July 8, 2003

Of Geese and Men

In Union County New Jersey, the county administration recently authorized the killing of thousands of geese, producing a predictable outcry. One activist complained, “I just can’t conceive of someone doing that to something as sensitive and intelligent as geese”. Another shrugged, “Even though goose poop is unpleasant, it can be cleaned up”.

Perhaps. What can’t be cleaned up so easily is the philosophical incoherence of this particular form of environmentalism.

The numbers of Canada geese and deer near human communities in the Northeast are not ecological systems that need to be preserved against human intervention: they are the consequence of human intervention (as is virtually everything we call “wilderness” in North America today, and indeed, as were environments in pre-Columbian North America).

The question is not the preservation of something natural or outside of the rhythms of human life. It is simply a question of aesthetics, in the end. What is more beautiful, a lake or stream with many Canada geese on it and feces on its banks, or a feces-free bank with no geese? Which is more beautiful, a mixture of woods and meadows with many deer feeding and living within that environment while also causing damage to automobiles and household gardens (as well as to many plants they eat, and the other mammals and animals that rely on the plants that the deer eat)?

This question cannot be answered with reference to the management or preservation of ecological systems. Even the argument for the preservation biodiversity (which weighs heavily against deer and Canada geese) is in some ways an aesthetic argument: it is not clear that an ecology with a smaller number of generalist species is in some utilitarian or functional way inevitably superior to an ecology with a larger number of specialist, niche species except perhaps that the generalist-biased ecology is more vulnerable to catastrophes because of a smaller reserve of genetic variation. It is more that humans tend to find variety in nature appealing, for very good cultural and intellectual reasons.

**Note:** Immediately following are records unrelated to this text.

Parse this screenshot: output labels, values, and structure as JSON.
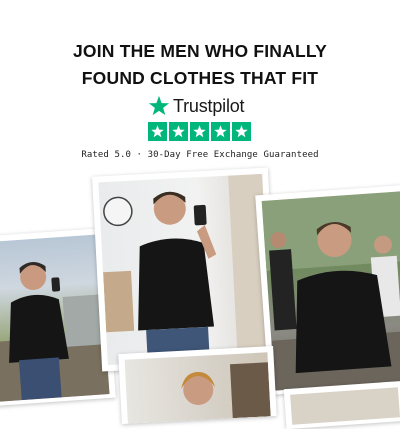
{
  "headline": {
    "line1": "JOIN THE MEN WHO FINALLY",
    "line2": "FOUND CLOTHES THAT FIT"
  },
  "trustpilot": {
    "brand_name": "Trustpilot",
    "logo_icon": "star-icon",
    "star_count": 5,
    "rating_value": 5,
    "star_color": "#00b67a"
  },
  "rating_line": "Rated 5.0 · 30-Day Free Exchange Guaranteed",
  "photos": [
    {
      "id": "left",
      "description_icon": "photo"
    },
    {
      "id": "center",
      "description_icon": "photo"
    },
    {
      "id": "right",
      "description_icon": "photo"
    },
    {
      "id": "bottom",
      "description_icon": "photo"
    }
  ],
  "colors": {
    "text": "#111111",
    "trustpilot_green": "#00b67a",
    "shirt": "#151515"
  }
}
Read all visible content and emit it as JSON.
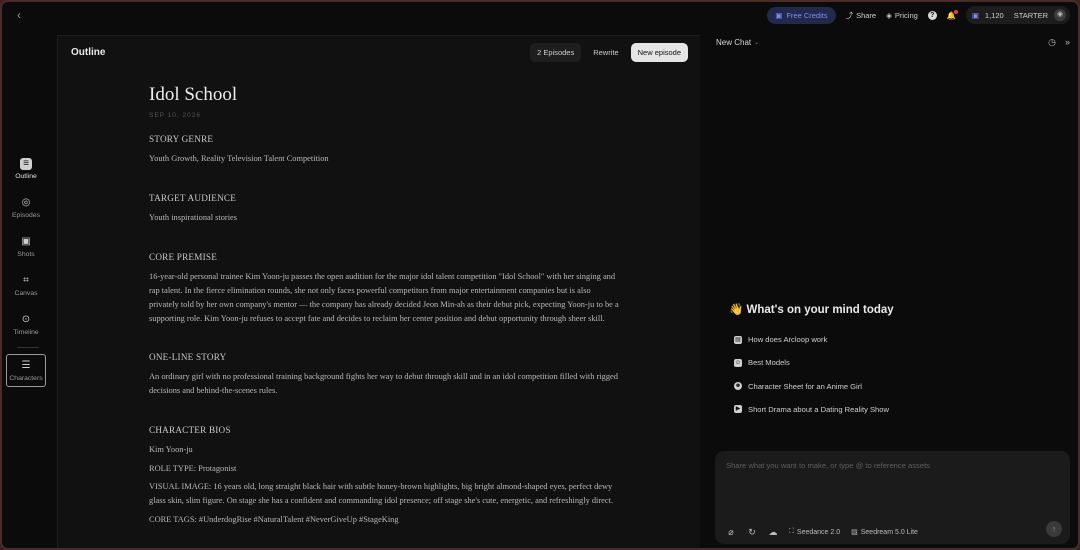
{
  "topbar": {
    "credits_label": "Free Credits",
    "share_label": "Share",
    "pricing_label": "Pricing",
    "credit_count": "1,120",
    "plan": "STARTER"
  },
  "sidebar": {
    "items": [
      {
        "label": "Outline",
        "icon": "document-icon"
      },
      {
        "label": "Episodes",
        "icon": "episodes-icon"
      },
      {
        "label": "Shots",
        "icon": "shots-icon"
      },
      {
        "label": "Canvas",
        "icon": "canvas-icon"
      },
      {
        "label": "Timeline",
        "icon": "timeline-icon"
      },
      {
        "label": "Characters",
        "icon": "characters-icon"
      }
    ]
  },
  "doc": {
    "header_title": "Outline",
    "episodes_btn": "2 Episodes",
    "rewrite_btn": "Rewrite",
    "new_episode_btn": "New episode",
    "title": "Idol School",
    "date": "SEP 10, 2026",
    "sections": {
      "genre_head": "STORY GENRE",
      "genre_text": "Youth Growth, Reality Television Talent Competition",
      "audience_head": "TARGET AUDIENCE",
      "audience_text": "Youth inspirational stories",
      "premise_head": "CORE PREMISE",
      "premise_text": "16-year-old personal trainee Kim Yoon-ju passes the open audition for the major idol talent competition \"Idol School\" with her singing and rap talent. In the fierce elimination rounds, she not only faces powerful competitors from major entertainment companies but is also privately told by her own company's mentor — the company has already decided Jeon Min-ah as their debut pick, expecting Yoon-ju to be a supporting role. Kim Yoon-ju refuses to accept fate and decides to reclaim her center position and debut opportunity through sheer skill.",
      "oneline_head": "ONE-LINE STORY",
      "oneline_text": "An ordinary girl with no professional training background fights her way to debut through skill and in an idol competition filled with rigged decisions and behind-the-scenes rules.",
      "bios_head": "CHARACTER BIOS",
      "bio_name": "Kim Yoon-ju",
      "bio_role": "ROLE TYPE: Protagonist",
      "bio_visual": "VISUAL IMAGE: 16 years old, long straight black hair with subtle honey-brown highlights, big bright almond-shaped eyes, perfect dewy glass skin, slim figure. On stage she has a confident and commanding idol presence; off stage she's cute, energetic, and refreshingly direct.",
      "bio_tags": "CORE TAGS: #UnderdogRise #NaturalTalent #NeverGiveUp #StageKing"
    }
  },
  "chat": {
    "title": "New Chat",
    "greeting_emoji": "👋",
    "greeting": "What's on your mind today",
    "suggestions": [
      {
        "label": "How does Arcloop work",
        "icon": "book-icon"
      },
      {
        "label": "Best Models",
        "icon": "people-icon"
      },
      {
        "label": "Character Sheet for an Anime Girl",
        "icon": "face-icon"
      },
      {
        "label": "Short Drama about a Dating Reality Show",
        "icon": "video-icon"
      }
    ],
    "input_placeholder": "Share what you want to make, or type @ to reference assets",
    "model_video": "Seedance 2.0",
    "model_image": "Seedream 5.0 Lite"
  }
}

There is no way to argue coherently that a deer or goose, for example, is a more sensitive, intelligent, desirable animal than any other, and therefore deserves to live more than the species which their overabundance threatens. In a less managed, less human-habitated environment, there would be fewer deer and geese because predator species like wolves and coyotes would feed on them. For the person who regards the death of geese as a tragedy because of the intrinsic intelligence and sensitivity of geese, their death from a wolf would have to be just as tragic, and just as objectionable, as death by county supervisor. Meaning that the goose-loving activist cited above must also be a predator-hating activist in order to make any kind of sense at all.

The argument that geese or deer must not be culled ultimately comes down to, “What animals do you like best, and what experience of nature do you treasure most?” If that’s seeing geese in the local pond—and you don’t ever walk barefoot through the grass next to the pond—you will inevitably and legitimately object to having geese killed.

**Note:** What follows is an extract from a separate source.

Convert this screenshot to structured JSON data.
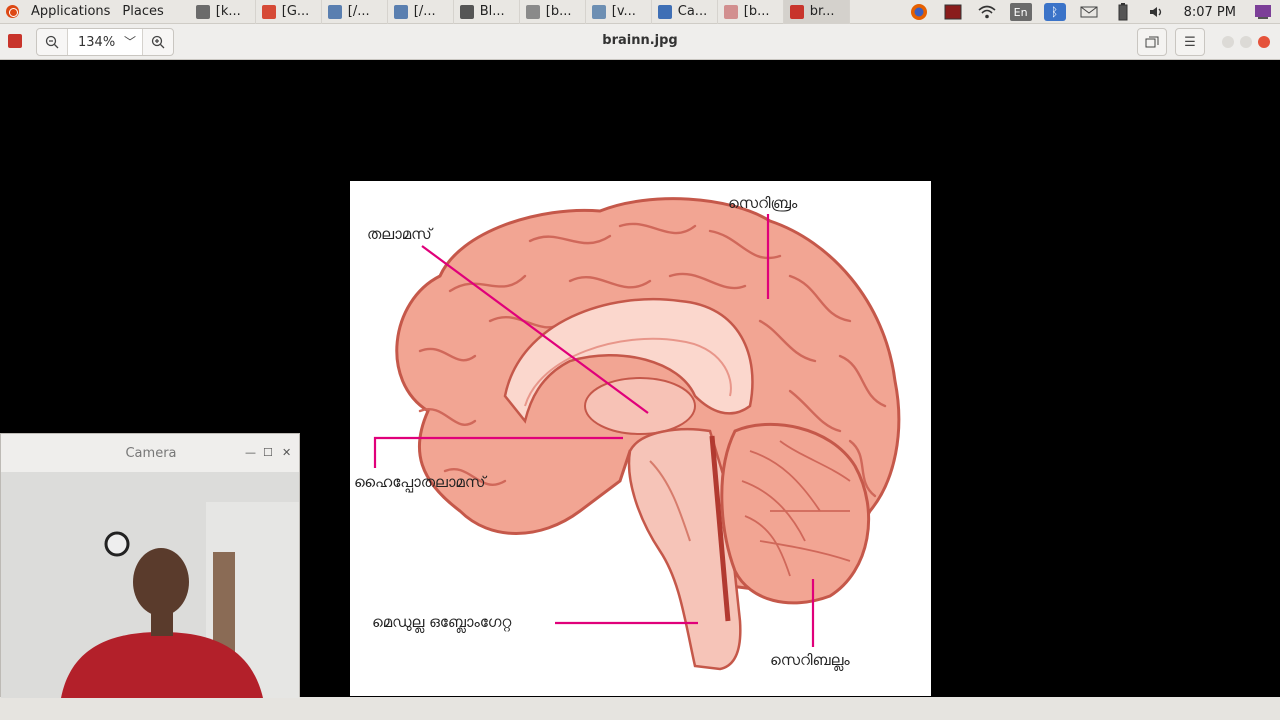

In matters of public policy, what you like is a defensible basis for action only inasmuch as you can make a good case that your tastes are instrinsically better than anyone else’s, or that the preservation of what you find pleasurable is part of a good management strategy for the public nurturing of cultural and aesthetic diversity, or that your preferences are shared by the majority. Such arguments only work well if they do not involve actively harming or diminishing the preferences of other individuals. I can argue that funding performance art through the NEH is good public policy because it nurtures artistic achievement that ultimately enriches all of American society and that would not be otherwise enriched because of the lack of a marketplace for such performances. The existence of such work does not reduce the supply of summer action blockbusters, so it expands rather than contracts the total cultural marketplace. Contrarily, I could argue that a statue being placed on government property ought to conform to majoritarian preferences in its design. These are good—if arguable—premises.

Can you make a similar argument that forbids the execution of geese under any circumstances, and authorizes only much more expensive and less questionably effective techniques for discouraging their overabundance? I doubt it. Even with the culling of geese and deer, they remain in large (and replenished) numbers in environments around the Northeast, meaning that those who get pleasure from seeing them will still do so following culls. Failure to cull, in contrast, means that the pleasure that goose and deer watchers receive directly and aggressively diminishes the pleasure that those who seek natural environments free of goose feces and without the depredations of overly large herds of deer. Is a goose more beautiful than a yard without goose crap? I can’t see how to make that argument work without a hopelessly sweeping recourse to the sanctity of all life, the kind that obligates one to start wearing a Jainist screen over one’s mouth.

Environmentalism ought to be one of the most potent, urgent political forces on the landscape. It can’t be until it grows up a little and gets beyond being a sentimental fashion accessory for the suburbanite who wants everything: a goose, a lawn, and eternally preserved property values to match. A real stewardship of the environment has to embrace culling and some of the costs and difficulties of living inside of an ecology that includes animals and plants that inconvenience and occasionally even endanger human well-being.